The Reagan-inaction-on-AIDS mythology also holds that he never even uttered the acronym AIDS until 1987. While one could argue that Reagan should have said something sooner, he first addressed AIDS no later than September 17, 1985 — at least 15 months before his critics claim he did. Rather than whisper this word to some obscure correspondent, Reagan told a White House news conference:
Including what we have in the budget for ’86, it will amount to over a half a billion dollars that we have provided for research on AIDS, in addition to what I’m sure other medical groups are doing. And we have $100 million in the budget this year; it’ll be 126 million next year. So, this is a top priority with us. Yes, there’s no question about the seriousness of this and the need to find an answer.

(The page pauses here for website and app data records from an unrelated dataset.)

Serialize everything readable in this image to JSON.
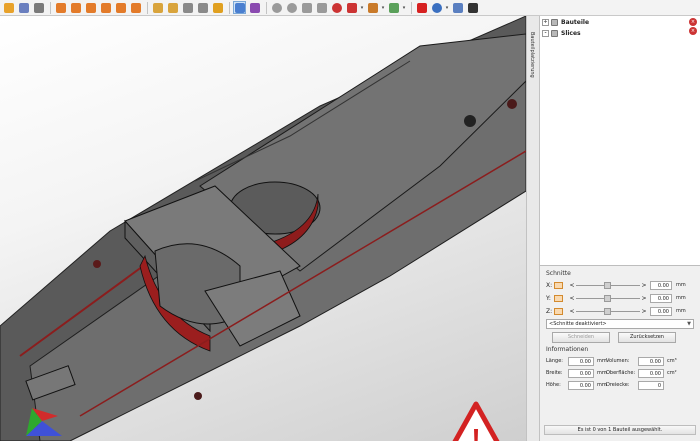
{
  "toolbar": {
    "tools": [
      {
        "icon": "pencil-wizard-icon",
        "color": "#e8a22b"
      },
      {
        "icon": "shapes-icon",
        "color": "#6a7fbf"
      },
      {
        "icon": "gear-cube-icon",
        "color": "#7a7a7a"
      },
      {
        "icon": "view-front-icon",
        "color": "#e37b2a"
      },
      {
        "icon": "view-back-icon",
        "color": "#e37b2a"
      },
      {
        "icon": "view-left-icon",
        "color": "#e37b2a"
      },
      {
        "icon": "view-right-icon",
        "color": "#e37b2a"
      },
      {
        "icon": "view-top-icon",
        "color": "#e37b2a"
      },
      {
        "icon": "view-iso-icon",
        "color": "#e37b2a"
      },
      {
        "icon": "paint-icon",
        "color": "#d9a43c"
      },
      {
        "icon": "refresh-icon",
        "color": "#d9a43c"
      },
      {
        "icon": "frame-icon",
        "color": "#8a8a8a"
      },
      {
        "icon": "layers-icon",
        "color": "#8a8a8a"
      },
      {
        "icon": "zoom-icon",
        "color": "#e0a020"
      },
      {
        "icon": "select-cursor-icon",
        "color": "#4a7fd0"
      },
      {
        "icon": "measure-icon",
        "color": "#8a4ab0"
      },
      {
        "icon": "sphere-icon",
        "color": "#9a9a9a"
      },
      {
        "icon": "sphere-split-icon",
        "color": "#9a9a9a"
      },
      {
        "icon": "box-icon",
        "color": "#9a9a9a"
      },
      {
        "icon": "rotate-icon",
        "color": "#9a9a9a"
      },
      {
        "icon": "color-ball-icon",
        "color": "#cc3333"
      },
      {
        "icon": "texture-icon",
        "color": "#cc3333"
      },
      {
        "icon": "palette-icon",
        "color": "#c97a2a"
      },
      {
        "icon": "support-icon",
        "color": "#5aa05a"
      },
      {
        "icon": "add-icon",
        "color": "#d62020"
      },
      {
        "icon": "globe-icon",
        "color": "#3a6fc0"
      },
      {
        "icon": "minus-icon",
        "color": "#5a7fc0"
      },
      {
        "icon": "checkmark-icon",
        "color": "#333333"
      }
    ]
  },
  "side_tab": {
    "label": "Bauteilplatzierung"
  },
  "tree": {
    "items": [
      {
        "label": "Bauteile",
        "toggle": "+"
      },
      {
        "label": "Slices",
        "toggle": "-"
      }
    ]
  },
  "schnitte": {
    "title": "Schnitte",
    "axes": [
      {
        "label": "X:",
        "left": "<",
        "right": ">",
        "value": "0.00",
        "unit": "mm"
      },
      {
        "label": "Y:",
        "left": "<",
        "right": ">",
        "value": "0.00",
        "unit": "mm"
      },
      {
        "label": "Z:",
        "left": "<",
        "right": ">",
        "value": "0.00",
        "unit": "mm"
      }
    ],
    "mode": "<Schnitte deaktiviert>",
    "cut_button": "Schneiden",
    "reset_button": "Zurücksetzen"
  },
  "info": {
    "title": "Informationen",
    "length_label": "Länge:",
    "length_value": "0.00",
    "length_unit": "mm",
    "width_label": "Breite:",
    "width_value": "0.00",
    "width_unit": "mm",
    "height_label": "Höhe:",
    "height_value": "0.00",
    "height_unit": "mm",
    "volume_label": "Volumen:",
    "volume_value": "0.00",
    "volume_unit": "cm³",
    "surface_label": "Oberfläche:",
    "surface_value": "0.00",
    "surface_unit": "cm²",
    "triangles_label": "Dreiecke:",
    "triangles_value": "0"
  },
  "status": {
    "text": "Es ist 0 von 1 Bauteil ausgewählt."
  },
  "viewport": {
    "warning_symbol": "!"
  }
}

Reagan spoke up for gay equality as early as 1978, when he came out against Proposition 6, a ballot initiative that would have dismissed California teachers who “advocated” homosexuality, even off-campus. Reagan railed against the referendum through a statement that September and in his nationally syndicated newspaper column.
“Whatever else it is,” Reagan wrote, “homosexuality is not a contagious disease like the measles. Prevailing scientific opinion is that an individual’s sexuality is determined at a very early age and that a child’s teachers do not really influence this.” Reagan added: “Since the measure does not restrict itself to the classroom, every aspect of a teacher’s personal life could presumably come under suspicion. What constitutes ‘advocacy’ of homosexuality? Would public opposition to Proposition 6 by a teacher — should it pass — be considered advocacy?”
That November 7 — thanks at least partially to Reagan’s opposition — Proposition 6 went down, 41.6 percent to 58.4.
Finally, anyone else who still considers Reagan an anti-gay bigot should consider Robert G. Kaiser’s news story in the March 18, 1984, Washington Post.
“The Reagans are also tolerant about homosexual men,” Kaiser wrote. “Their interior decorator, Ted Graber, who oversaw the redecoration of the White House, spent a night in the Reagans’ private White House quarters with his male lover, Archie Case, when they came to Washington for Nancy Reagan’s 60th birthday party — a fact confirmed for the press by Mrs. Reagan’s press secretary.”
What a homophobe.
Remember: All of this happened in Ronald Reagan’s White House, 28 years before Barack Obama evolved on gay marriage.
— New York commentator Deroy Murdock is a nationally syndicated columnist with the Scripps Howard News Service and a media fellow with the Hoover Institution on War, Revolution and Peace at Stanford University.